Exercise description: Drop the pictures and restate the rest of the listing word for word.

★ ★ ★ ★ ★ ★ ★

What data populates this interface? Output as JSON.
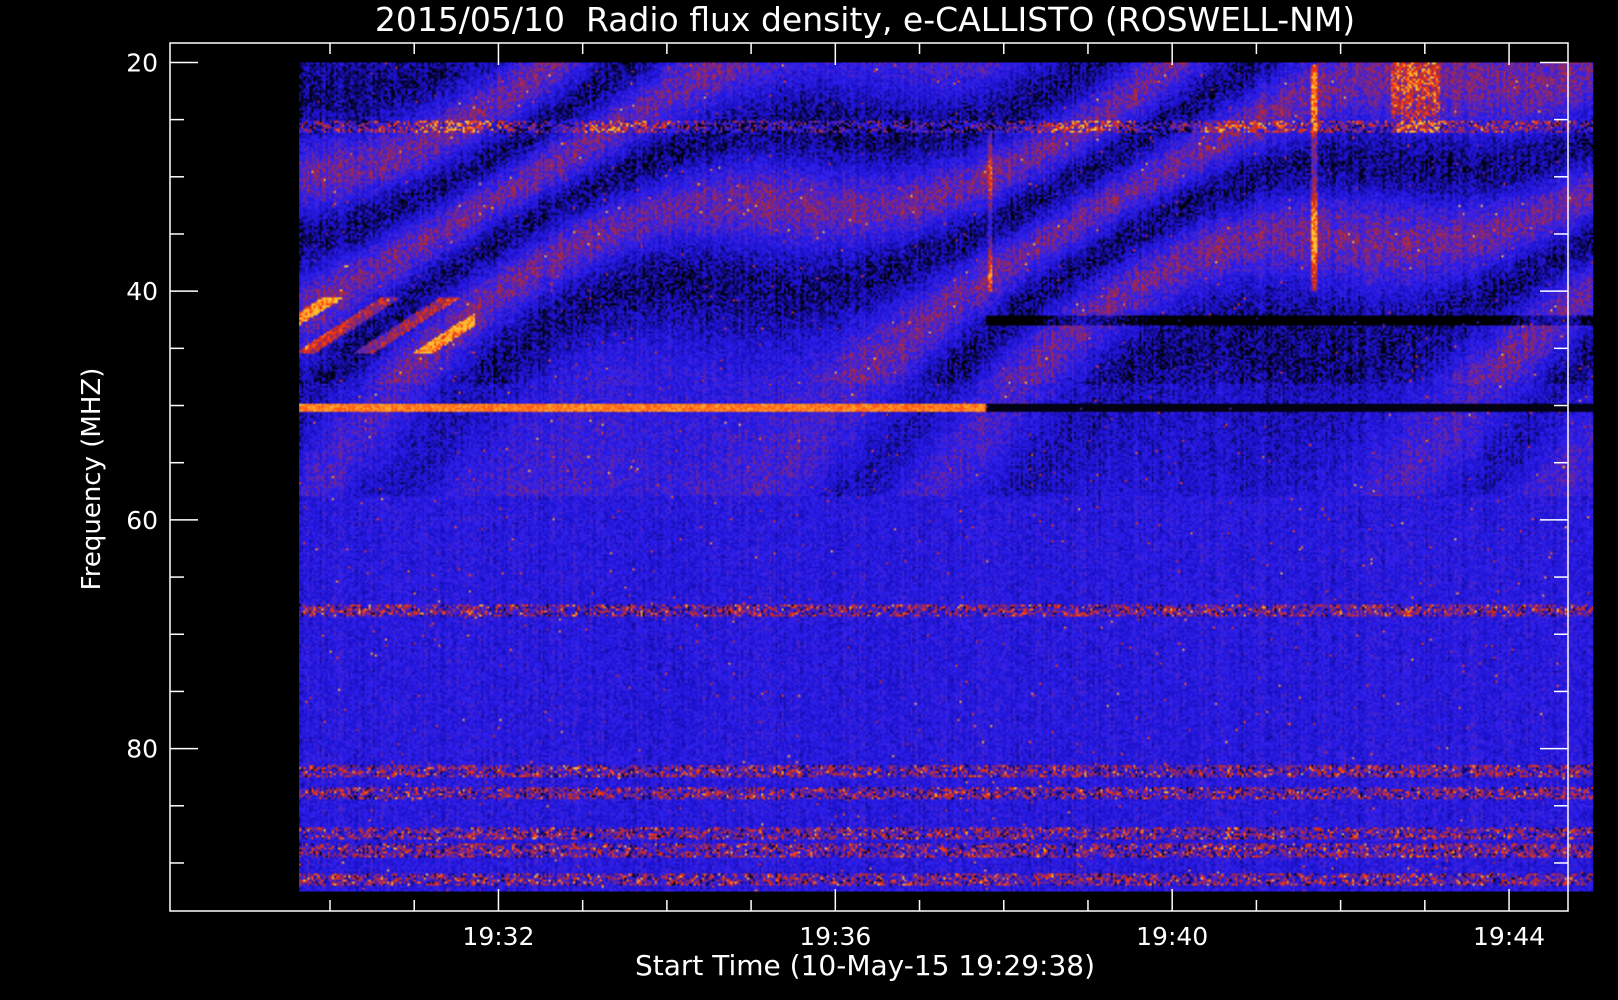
{
  "chart_data": {
    "type": "heatmap",
    "title": "2015/05/10  Radio flux density, e-CALLISTO (ROSWELL-NM)",
    "xlabel": "Start Time (10-May-15 19:29:38)",
    "ylabel": "Frequency (MHZ)",
    "x_tick_labels": [
      "19:32",
      "19:36",
      "19:40",
      "19:44"
    ],
    "x_ticks_minutes": [
      32,
      36,
      40,
      44
    ],
    "x_minor_ticks_minutes": [
      30,
      31,
      32,
      33,
      34,
      35,
      36,
      37,
      38,
      39,
      40,
      41,
      42,
      43,
      44,
      45
    ],
    "x_range_minutes": [
      29.633,
      45
    ],
    "x_axis_range_minutes": [
      28.1,
      44.7
    ],
    "y_tick_labels": [
      "20",
      "40",
      "60",
      "80"
    ],
    "y_ticks": [
      20,
      40,
      60,
      80
    ],
    "y_minor_tick_step": 5,
    "y_range": [
      20,
      92.5
    ],
    "y_axis_range": [
      18.3,
      94.2
    ],
    "y_reversed": true,
    "grid": false,
    "colormap": [
      "#000000",
      "#1a10c8",
      "#3222f0",
      "#b82a2a",
      "#ff3a10",
      "#ffc030"
    ],
    "features": {
      "bright_horizontal_line_mhz": 50.1,
      "line_ends_minute": 37.8,
      "dark_line_after_minute": 37.8,
      "noisy_bands_mhz": [
        25.5,
        68,
        82,
        84,
        87.5,
        89,
        91.5
      ],
      "vertical_burst_minute": 41.7,
      "vertical_burst_range_mhz": [
        20,
        40
      ]
    }
  },
  "colors": {
    "background": "#000000",
    "axis": "#ffffff",
    "text": "#ffffff"
  }
}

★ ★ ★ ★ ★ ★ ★

Result for this exercise:
What data populates this interface? Output as JSON.
{
  "chart_data": {
    "type": "heatmap",
    "title": "2015/05/10  Radio flux density, e-CALLISTO (ROSWELL-NM)",
    "xlabel": "Start Time (10-May-15 19:29:38)",
    "ylabel": "Frequency (MHZ)",
    "x_tick_labels": [
      "19:32",
      "19:36",
      "19:40",
      "19:44"
    ],
    "x_ticks_minutes": [
      32,
      36,
      40,
      44
    ],
    "x_minor_ticks_minutes": [
      30,
      31,
      32,
      33,
      34,
      35,
      36,
      37,
      38,
      39,
      40,
      41,
      42,
      43,
      44,
      45
    ],
    "x_range_minutes": [
      29.633,
      45
    ],
    "x_axis_range_minutes": [
      28.1,
      44.7
    ],
    "y_tick_labels": [
      "20",
      "40",
      "60",
      "80"
    ],
    "y_ticks": [
      20,
      40,
      60,
      80
    ],
    "y_minor_tick_step": 5,
    "y_range": [
      20,
      92.5
    ],
    "y_axis_range": [
      18.3,
      94.2
    ],
    "y_reversed": true,
    "grid": false,
    "colormap": [
      "#000000",
      "#1a10c8",
      "#3222f0",
      "#b82a2a",
      "#ff3a10",
      "#ffc030"
    ],
    "features": {
      "bright_horizontal_line_mhz": 50.1,
      "line_ends_minute": 37.8,
      "dark_line_after_minute": 37.8,
      "noisy_bands_mhz": [
        25.5,
        68,
        82,
        84,
        87.5,
        89,
        91.5
      ],
      "vertical_burst_minute": 41.7,
      "vertical_burst_range_mhz": [
        20,
        40
      ]
    }
  },
  "colors": {
    "background": "#000000",
    "axis": "#ffffff",
    "text": "#ffffff"
  }
}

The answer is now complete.